_The task_
When you copy the data that follows, reproduce every word exactly and leave out the images.

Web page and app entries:
>>

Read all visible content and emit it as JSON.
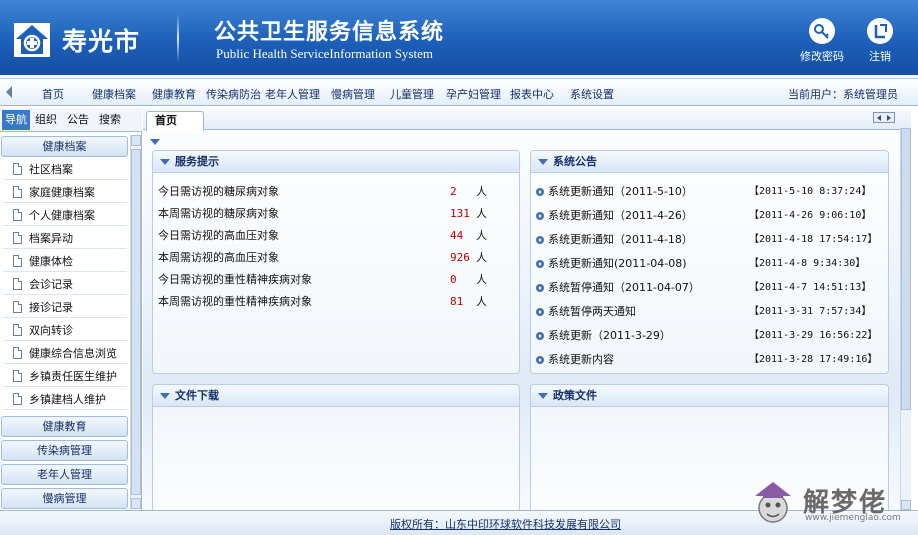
{
  "header": {
    "city": "寿光市",
    "system_title": "公共卫生服务信息系统",
    "system_title_en": "Public Health ServiceInformation System",
    "buttons": [
      {
        "label": "修改密码",
        "icon": "key-icon"
      },
      {
        "label": "注销",
        "icon": "logout-icon"
      }
    ]
  },
  "nav": {
    "items": [
      "首页",
      "健康档案",
      "健康教育",
      "传染病防治",
      "老年人管理",
      "慢病管理",
      "儿童管理",
      "孕产妇管理",
      "报表中心",
      "系统设置"
    ],
    "current_user": "当前用户：系统管理员"
  },
  "sidebar": {
    "tabs": [
      "导航",
      "组织",
      "公告",
      "搜索"
    ],
    "active_tab": "导航",
    "open_section": "健康档案",
    "items": [
      "社区档案",
      "家庭健康档案",
      "个人健康档案",
      "档案异动",
      "健康体检",
      "会诊记录",
      "接诊记录",
      "双向转诊",
      "健康综合信息浏览",
      "乡镇责任医生维护",
      "乡镇建档人维护"
    ],
    "sections": [
      "健康教育",
      "传染病管理",
      "老年人管理",
      "慢病管理"
    ]
  },
  "content": {
    "tab": "首页",
    "service_panel": {
      "title": "服务提示",
      "rows": [
        {
          "label": "今日需访视的糖尿病对象",
          "value": "2",
          "unit": "人"
        },
        {
          "label": "本周需访视的糖尿病对象",
          "value": "131",
          "unit": "人"
        },
        {
          "label": "今日需访视的高血压对象",
          "value": "44",
          "unit": "人"
        },
        {
          "label": "本周需访视的高血压对象",
          "value": "926",
          "unit": "人"
        },
        {
          "label": "今日需访视的重性精神疾病对象",
          "value": "0",
          "unit": "人"
        },
        {
          "label": "本周需访视的重性精神疾病对象",
          "value": "81",
          "unit": "人"
        }
      ]
    },
    "notice_panel": {
      "title": "系统公告",
      "rows": [
        {
          "title": "系统更新通知（2011-5-10）",
          "date": "【2011-5-10 8:37:24】"
        },
        {
          "title": "系统更新通知（2011-4-26）",
          "date": "【2011-4-26 9:06:10】"
        },
        {
          "title": "系统更新通知（2011-4-18）",
          "date": "【2011-4-18 17:54:17】"
        },
        {
          "title": "系统更新通知(2011-04-08)",
          "date": "【2011-4-8 9:34:30】"
        },
        {
          "title": "系统暂停通知（2011-04-07）",
          "date": "【2011-4-7 14:51:13】"
        },
        {
          "title": "系统暂停两天通知",
          "date": "【2011-3-31 7:57:34】"
        },
        {
          "title": "系统更新（2011-3-29）",
          "date": "【2011-3-29 16:56:22】"
        },
        {
          "title": "系统更新内容",
          "date": "【2011-3-28 17:49:16】"
        }
      ]
    },
    "download_panel": {
      "title": "文件下载"
    },
    "policy_panel": {
      "title": "政策文件"
    }
  },
  "footer": {
    "copyright": "版权所有：山东中印环球软件科技发展有限公司"
  },
  "watermark": {
    "text": "解梦佬",
    "url": "www.jiemenglao.com"
  },
  "colors": {
    "header_blue": "#1d5fb9",
    "value_red": "#c00000",
    "panel_title": "#15306b"
  }
}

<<

_Answer to the problem_
Read all visible content and emit it as JSON.
{
  "header": {
    "city": "寿光市",
    "system_title": "公共卫生服务信息系统",
    "system_title_en": "Public Health ServiceInformation System",
    "buttons": [
      {
        "label": "修改密码",
        "icon": "key-icon"
      },
      {
        "label": "注销",
        "icon": "logout-icon"
      }
    ]
  },
  "nav": {
    "items": [
      "首页",
      "健康档案",
      "健康教育",
      "传染病防治",
      "老年人管理",
      "慢病管理",
      "儿童管理",
      "孕产妇管理",
      "报表中心",
      "系统设置"
    ],
    "current_user": "当前用户：系统管理员"
  },
  "sidebar": {
    "tabs": [
      "导航",
      "组织",
      "公告",
      "搜索"
    ],
    "active_tab": "导航",
    "open_section": "健康档案",
    "items": [
      "社区档案",
      "家庭健康档案",
      "个人健康档案",
      "档案异动",
      "健康体检",
      "会诊记录",
      "接诊记录",
      "双向转诊",
      "健康综合信息浏览",
      "乡镇责任医生维护",
      "乡镇建档人维护"
    ],
    "sections": [
      "健康教育",
      "传染病管理",
      "老年人管理",
      "慢病管理"
    ]
  },
  "content": {
    "tab": "首页",
    "service_panel": {
      "title": "服务提示",
      "rows": [
        {
          "label": "今日需访视的糖尿病对象",
          "value": "2",
          "unit": "人"
        },
        {
          "label": "本周需访视的糖尿病对象",
          "value": "131",
          "unit": "人"
        },
        {
          "label": "今日需访视的高血压对象",
          "value": "44",
          "unit": "人"
        },
        {
          "label": "本周需访视的高血压对象",
          "value": "926",
          "unit": "人"
        },
        {
          "label": "今日需访视的重性精神疾病对象",
          "value": "0",
          "unit": "人"
        },
        {
          "label": "本周需访视的重性精神疾病对象",
          "value": "81",
          "unit": "人"
        }
      ]
    },
    "notice_panel": {
      "title": "系统公告",
      "rows": [
        {
          "title": "系统更新通知（2011-5-10）",
          "date": "【2011-5-10 8:37:24】"
        },
        {
          "title": "系统更新通知（2011-4-26）",
          "date": "【2011-4-26 9:06:10】"
        },
        {
          "title": "系统更新通知（2011-4-18）",
          "date": "【2011-4-18 17:54:17】"
        },
        {
          "title": "系统更新通知(2011-04-08)",
          "date": "【2011-4-8 9:34:30】"
        },
        {
          "title": "系统暂停通知（2011-04-07）",
          "date": "【2011-4-7 14:51:13】"
        },
        {
          "title": "系统暂停两天通知",
          "date": "【2011-3-31 7:57:34】"
        },
        {
          "title": "系统更新（2011-3-29）",
          "date": "【2011-3-29 16:56:22】"
        },
        {
          "title": "系统更新内容",
          "date": "【2011-3-28 17:49:16】"
        }
      ]
    },
    "download_panel": {
      "title": "文件下载"
    },
    "policy_panel": {
      "title": "政策文件"
    }
  },
  "footer": {
    "copyright": "版权所有：山东中印环球软件科技发展有限公司"
  },
  "watermark": {
    "text": "解梦佬",
    "url": "www.jiemenglao.com"
  },
  "colors": {
    "header_blue": "#1d5fb9",
    "value_red": "#c00000",
    "panel_title": "#15306b"
  }
}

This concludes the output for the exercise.